Objective: To examine the effects of personal and community characteristics, specifically race and rurality, on lengths of state psychiatric hospital and community stays using maximum likelihood survival analysis with a special emphasis on change over a ten year period of time.
Data Sources: We used the administrative data of the Virginia Department of Mental Health, Mental Retardation, and Substance Abuse Services (DMHMRSAS) from 1982–1991 and the Area Resources File (ARF). Given these two sources, we constructed a history file for each individual who entered the state psychiatric system over the ten year period. Histories included demographic, treatment, and community characteristics.
Study Design: We used a longitudinal, population-based design with maximum likelihood estimation of survival models. We presented a random effects model with unobserved heterogeneity that was independent of observed covariates. The key dependent variables were lengths of inpatient stay and subsequent length of community stay. Explanatory variables measured personal, diagnostic, and community characteristics, as well as controls for calendar time.

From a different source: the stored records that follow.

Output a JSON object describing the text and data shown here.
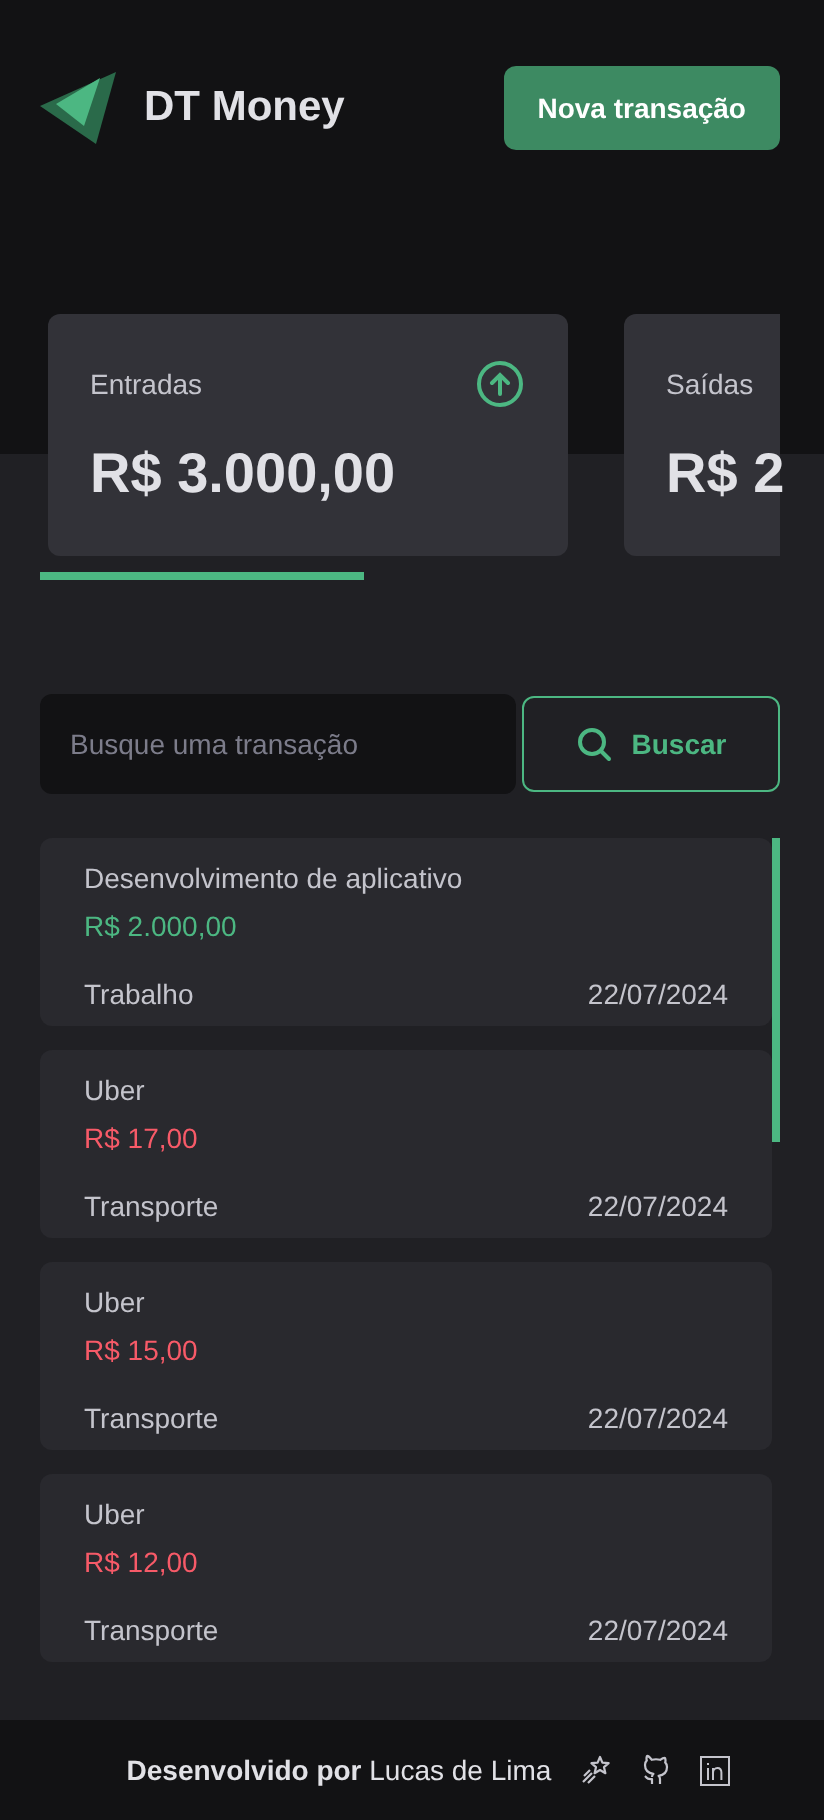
{
  "header": {
    "title": "DT Money",
    "button": "Nova transação"
  },
  "summary": [
    {
      "label": "Entradas",
      "value": "R$ 3.000,00",
      "kind": "income"
    },
    {
      "label": "Saídas",
      "value": "R$ 2"
    }
  ],
  "search": {
    "placeholder": "Busque uma transação",
    "button": "Buscar"
  },
  "transactions": [
    {
      "description": "Desenvolvimento de aplicativo",
      "amount": "R$ 2.000,00",
      "kind": "income",
      "category": "Trabalho",
      "date": "22/07/2024"
    },
    {
      "description": "Uber",
      "amount": "R$ 17,00",
      "kind": "outcome",
      "category": "Transporte",
      "date": "22/07/2024"
    },
    {
      "description": "Uber",
      "amount": "R$ 15,00",
      "kind": "outcome",
      "category": "Transporte",
      "date": "22/07/2024"
    },
    {
      "description": "Uber",
      "amount": "R$ 12,00",
      "kind": "outcome",
      "category": "Transporte",
      "date": "22/07/2024"
    }
  ],
  "footer": {
    "credit": "**Desenvolvido por** Lucas de Lima"
  }
}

Data Collection: This study used secondary, administrative, and health planning data.
Principal Findings: African-American clients leave the community more quickly than whites. After controlling for other characteristics, however, race does not affect hospital length of stay. Rurality does not affect length of community stays once other personal and community characteristics are controlled for. However, people from rural areas have longer hospital stays even after controlling for personal and community characteristics. The effects of time are significantly smaller than expected. Diagnostic composition effects and a decrease in the rate of first inpatient admissions explain part of this reduced impact of time. We also find strong evidence for the existence of unobserved heterogeneity in both types of stays and adjust for this in our final models.
Conclusions: Our results show that information on client characteristics available from inpatient stay records is useful in predicting not only the length of inpatient stay but also the length of the subsequent community stay. This information can be used to target increased discharge planning for those at risk of more rapid readmission to inpatient care. Correlation across observed and unobserved factors affecting length of stay has significant effects on the measurement of relationships between individual factors and lengths of stay. Thus, it is important to control for both observed and unobserved factors in estimation.